Residents in the United Kingdom could go hungry this summer because of fast-rising food prices, warned an industry group as it predicted grocery bills will rise by 15 percent.
The sharp price rise will largely be down to the soaring costs producers are facing, the Institute of Grocery Distribution, or IGD, said.
Grocery price inflation is currently running at around 6.7 percent, according to the Office for National Statistics.
James Walton, the IGD's chief economist, said the organization is worried that vulnerable families will go hungry as a result.
"Sadly, many households in the UK struggled with food bills before the current inflation event began," he said. "With prices for energy, motor fuel and food rising fast, more households are moving into this vulnerable group."
He said the IGD is "already seeing households skipping meals", which he described as "a clear indicator of food stress".
The IGD, which is one of the UK grocery industry's major sources of information, said the nation is in the midst of its most serious cost of living crisis since the 1970s.
Citing the Russia-Ukraine conflict and its impact on production in the breadbasket of Europe as the major cause of looming high prices, the IGD said nations are now scrambling to find replacements for lost grain imports that had come from the region that supplied around onethird of the world's grain.
The IGD said products that use grain directly, such as bread, will be immediately impacted by the shortage, while meat production, which uses grain for animal feed, will be impacted in the coming weeks.
To make matters worse, the UK's homegrown agricultural produce is also costing more, largely because of a shortage of workers attributed to Brexit and the pandemic, but also because of rising fuel costs and even more expensive packaging.
The IGD said monthly shopping bills for a family of four will rise from 396 pounds ($481) in January to 439 pounds in January 2023 as a result.

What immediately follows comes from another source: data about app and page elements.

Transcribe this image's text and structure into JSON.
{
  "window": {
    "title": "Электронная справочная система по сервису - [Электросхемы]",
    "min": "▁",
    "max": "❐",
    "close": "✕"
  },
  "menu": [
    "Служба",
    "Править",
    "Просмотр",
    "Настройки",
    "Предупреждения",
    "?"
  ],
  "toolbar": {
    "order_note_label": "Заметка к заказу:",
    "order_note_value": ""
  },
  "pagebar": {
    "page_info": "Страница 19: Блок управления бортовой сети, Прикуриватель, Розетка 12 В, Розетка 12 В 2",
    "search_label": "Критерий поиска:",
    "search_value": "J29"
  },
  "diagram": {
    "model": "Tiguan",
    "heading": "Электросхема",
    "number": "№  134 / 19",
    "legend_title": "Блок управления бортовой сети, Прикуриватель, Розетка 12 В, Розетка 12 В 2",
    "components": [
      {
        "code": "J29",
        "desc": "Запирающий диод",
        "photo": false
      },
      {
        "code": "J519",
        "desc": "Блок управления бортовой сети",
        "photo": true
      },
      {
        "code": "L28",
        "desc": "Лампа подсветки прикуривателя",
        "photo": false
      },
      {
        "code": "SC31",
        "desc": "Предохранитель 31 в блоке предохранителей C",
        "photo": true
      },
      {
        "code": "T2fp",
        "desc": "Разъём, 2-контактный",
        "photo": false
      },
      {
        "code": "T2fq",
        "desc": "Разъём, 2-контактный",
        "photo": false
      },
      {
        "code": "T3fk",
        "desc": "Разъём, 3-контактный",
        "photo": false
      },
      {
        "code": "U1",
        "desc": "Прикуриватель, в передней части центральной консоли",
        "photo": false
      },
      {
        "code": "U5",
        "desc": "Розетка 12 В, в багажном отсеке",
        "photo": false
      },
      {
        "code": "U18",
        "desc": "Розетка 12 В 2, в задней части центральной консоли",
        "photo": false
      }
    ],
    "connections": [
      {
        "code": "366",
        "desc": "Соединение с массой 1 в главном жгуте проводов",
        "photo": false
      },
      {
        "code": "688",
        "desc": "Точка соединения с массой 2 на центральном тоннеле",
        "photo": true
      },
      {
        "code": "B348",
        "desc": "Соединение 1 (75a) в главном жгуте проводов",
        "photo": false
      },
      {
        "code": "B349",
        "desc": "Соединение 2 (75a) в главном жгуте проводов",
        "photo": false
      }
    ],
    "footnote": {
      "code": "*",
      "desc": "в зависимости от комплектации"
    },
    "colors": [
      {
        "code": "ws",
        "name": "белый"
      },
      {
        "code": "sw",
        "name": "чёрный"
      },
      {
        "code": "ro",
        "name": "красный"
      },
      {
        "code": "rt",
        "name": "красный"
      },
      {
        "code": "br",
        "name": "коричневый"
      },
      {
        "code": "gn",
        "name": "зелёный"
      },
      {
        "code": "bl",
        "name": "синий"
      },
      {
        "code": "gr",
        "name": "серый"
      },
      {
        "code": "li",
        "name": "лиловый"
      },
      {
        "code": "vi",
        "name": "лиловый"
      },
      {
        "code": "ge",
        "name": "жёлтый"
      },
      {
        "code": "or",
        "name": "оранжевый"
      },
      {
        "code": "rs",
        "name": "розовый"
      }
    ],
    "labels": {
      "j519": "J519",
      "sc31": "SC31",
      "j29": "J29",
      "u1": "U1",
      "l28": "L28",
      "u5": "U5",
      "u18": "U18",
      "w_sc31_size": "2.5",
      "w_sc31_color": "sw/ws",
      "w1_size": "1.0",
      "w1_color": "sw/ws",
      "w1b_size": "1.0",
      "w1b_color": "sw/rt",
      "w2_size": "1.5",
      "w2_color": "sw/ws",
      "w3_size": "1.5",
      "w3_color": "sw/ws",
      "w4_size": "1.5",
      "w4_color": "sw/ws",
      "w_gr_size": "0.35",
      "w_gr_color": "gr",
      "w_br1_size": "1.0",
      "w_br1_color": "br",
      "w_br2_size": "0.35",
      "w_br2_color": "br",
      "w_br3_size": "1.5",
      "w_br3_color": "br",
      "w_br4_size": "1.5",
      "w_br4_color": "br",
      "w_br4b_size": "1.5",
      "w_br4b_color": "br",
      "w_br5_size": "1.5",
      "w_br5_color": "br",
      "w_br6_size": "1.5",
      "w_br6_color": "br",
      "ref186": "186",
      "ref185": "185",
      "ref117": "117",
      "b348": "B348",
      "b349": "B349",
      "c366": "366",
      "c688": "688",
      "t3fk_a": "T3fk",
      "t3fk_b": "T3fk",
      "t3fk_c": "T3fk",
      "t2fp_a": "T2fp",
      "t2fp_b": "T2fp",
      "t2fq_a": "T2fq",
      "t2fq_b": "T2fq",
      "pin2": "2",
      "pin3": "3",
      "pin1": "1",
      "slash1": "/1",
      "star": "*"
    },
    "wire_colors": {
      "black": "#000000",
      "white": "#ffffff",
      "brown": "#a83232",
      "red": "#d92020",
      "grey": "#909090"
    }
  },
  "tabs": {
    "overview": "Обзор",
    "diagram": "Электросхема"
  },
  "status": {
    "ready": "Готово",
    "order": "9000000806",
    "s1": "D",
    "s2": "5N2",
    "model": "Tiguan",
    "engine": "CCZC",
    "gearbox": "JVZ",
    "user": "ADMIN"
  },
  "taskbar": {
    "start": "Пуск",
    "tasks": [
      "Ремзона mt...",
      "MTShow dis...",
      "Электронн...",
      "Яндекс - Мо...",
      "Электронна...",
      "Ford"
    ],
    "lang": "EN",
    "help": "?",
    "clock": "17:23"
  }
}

The IGD's dire prediction followed Andrew Bailey, the governor of the Bank of England, who warned in May that Britons will face "apocalyptic" increases in the cost of food.
The soaring cost of food comes at a time when prices for energy, vehicle fuel and other commodities are also skyrocketing, and wages have largely failed to keep up.
Fast-rising overall price inflation, which is running at 9 percent, weighed heavy on the Bank of England, which raised interest rates to 1.25 percent as a result.